Exercise aim
Each line below with the string "this" should be copied.

--------------------

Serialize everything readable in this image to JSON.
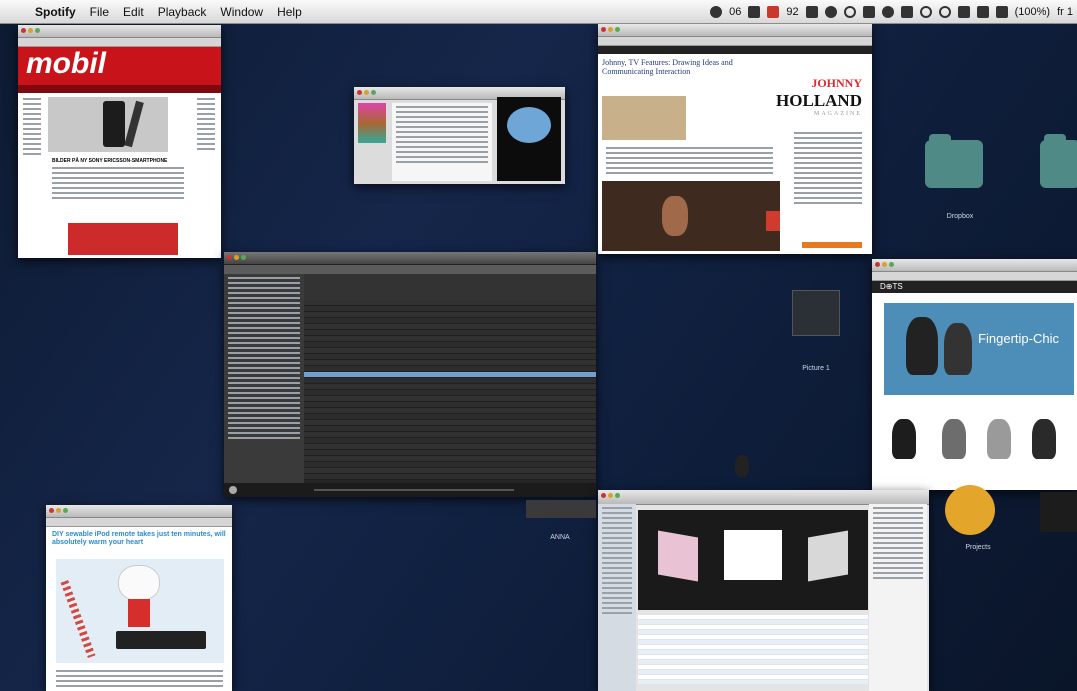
{
  "menubar": {
    "app_name": "Spotify",
    "menus": [
      "File",
      "Edit",
      "Playback",
      "Window",
      "Help"
    ],
    "status_items": [
      "06",
      "92",
      "(100%)",
      "fr 1"
    ]
  },
  "windows": {
    "mobil": {
      "logo": "mobil",
      "headline": "BILDER PÅ NY SONY ERICSSON-SMARTPHONE"
    },
    "johnny_holland": {
      "article_title": "Johnny, TV Features: Drawing Ideas and Communicating Interaction",
      "brand_line1": "JOHNNY",
      "brand_line2": "HOLLAND",
      "brand_line3": "MAGAZINE"
    },
    "dots": {
      "brand": "D⊕TS",
      "hero_text": "Fingertip-Chic"
    },
    "craft": {
      "headline": "DIY sewable iPod remote takes just ten minutes, will absolutely warm your heart"
    }
  },
  "desktop": {
    "icons": [
      {
        "label": "Dropbox"
      },
      {
        "label": "Picture 1"
      },
      {
        "label": "ANNA"
      },
      {
        "label": "Projects"
      }
    ]
  },
  "colors": {
    "mobil_red": "#c8131b",
    "spotify_highlight": "#6f9fd3",
    "folder_teal": "#4f8a86",
    "projects_orange": "#e3a52a"
  }
}
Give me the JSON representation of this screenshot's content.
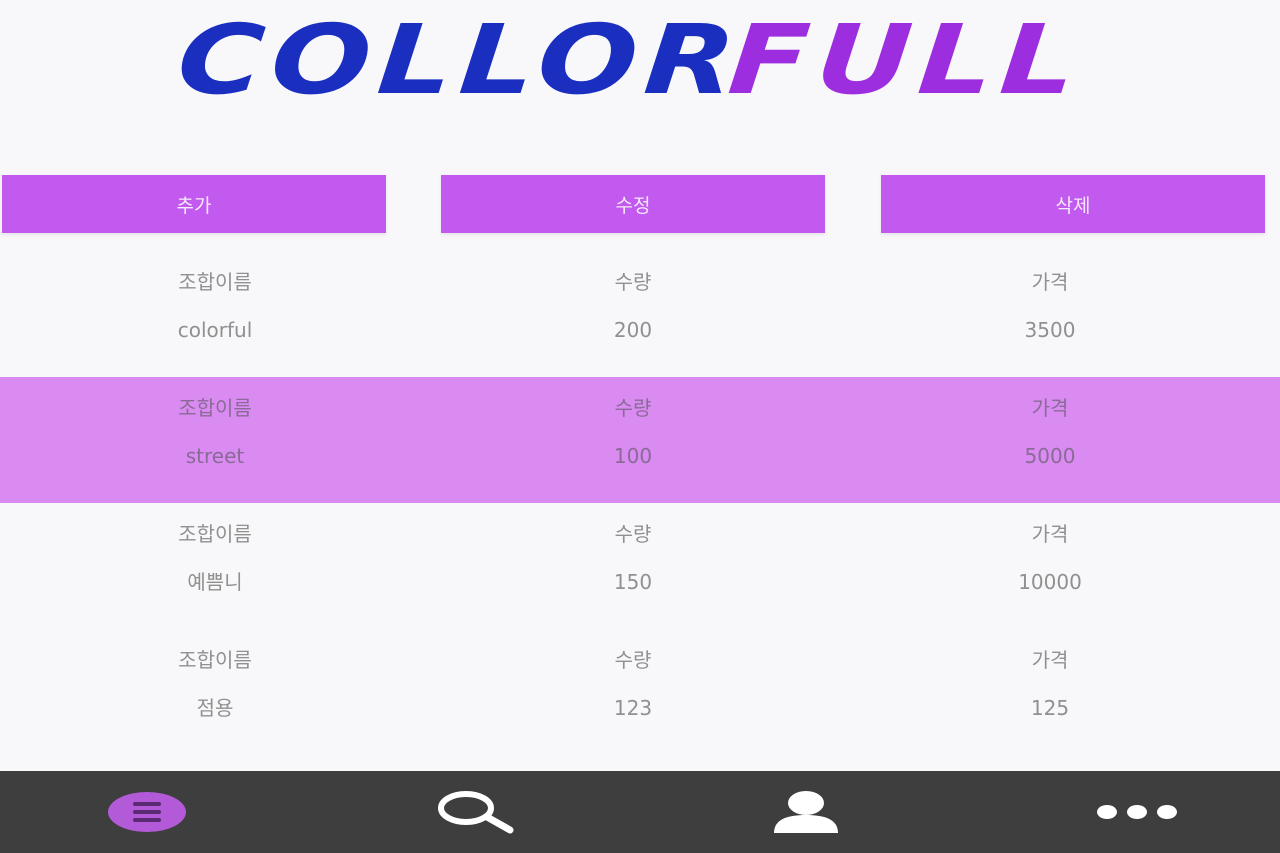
{
  "app": {
    "title_part1": "COLLOR",
    "title_part2": "FULL"
  },
  "actions": {
    "add_label": "추가",
    "edit_label": "수정",
    "delete_label": "삭제"
  },
  "list": {
    "items": [
      {
        "name_label": "조합이름",
        "qty_label": "수량",
        "price_label": "가격",
        "name": "colorful",
        "qty": "200",
        "price": "3500",
        "selected": false
      },
      {
        "name_label": "조합이름",
        "qty_label": "수량",
        "price_label": "가격",
        "name": "street",
        "qty": "100",
        "price": "5000",
        "selected": true
      },
      {
        "name_label": "조합이름",
        "qty_label": "수량",
        "price_label": "가격",
        "name": "예쁨니",
        "qty": "150",
        "price": "10000",
        "selected": false
      },
      {
        "name_label": "조합이름",
        "qty_label": "수량",
        "price_label": "가격",
        "name": "점용",
        "qty": "123",
        "price": "125",
        "selected": false
      }
    ]
  },
  "nav": {
    "icons": [
      "list-icon",
      "search-icon",
      "user-icon",
      "more-icon"
    ],
    "active_color": "#b35ad9",
    "icon_color": "#ffffff"
  },
  "colors": {
    "accent": "#c35af0",
    "selected_row": "#d98bf2",
    "nav_bg": "#3e3e3e",
    "title_blue": "#1a2fc0",
    "title_purple": "#9d2ee0"
  }
}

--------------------

Response to the task
Serialize everything readable in this image to JSON.
Give me the JSON representation of this screenshot's content.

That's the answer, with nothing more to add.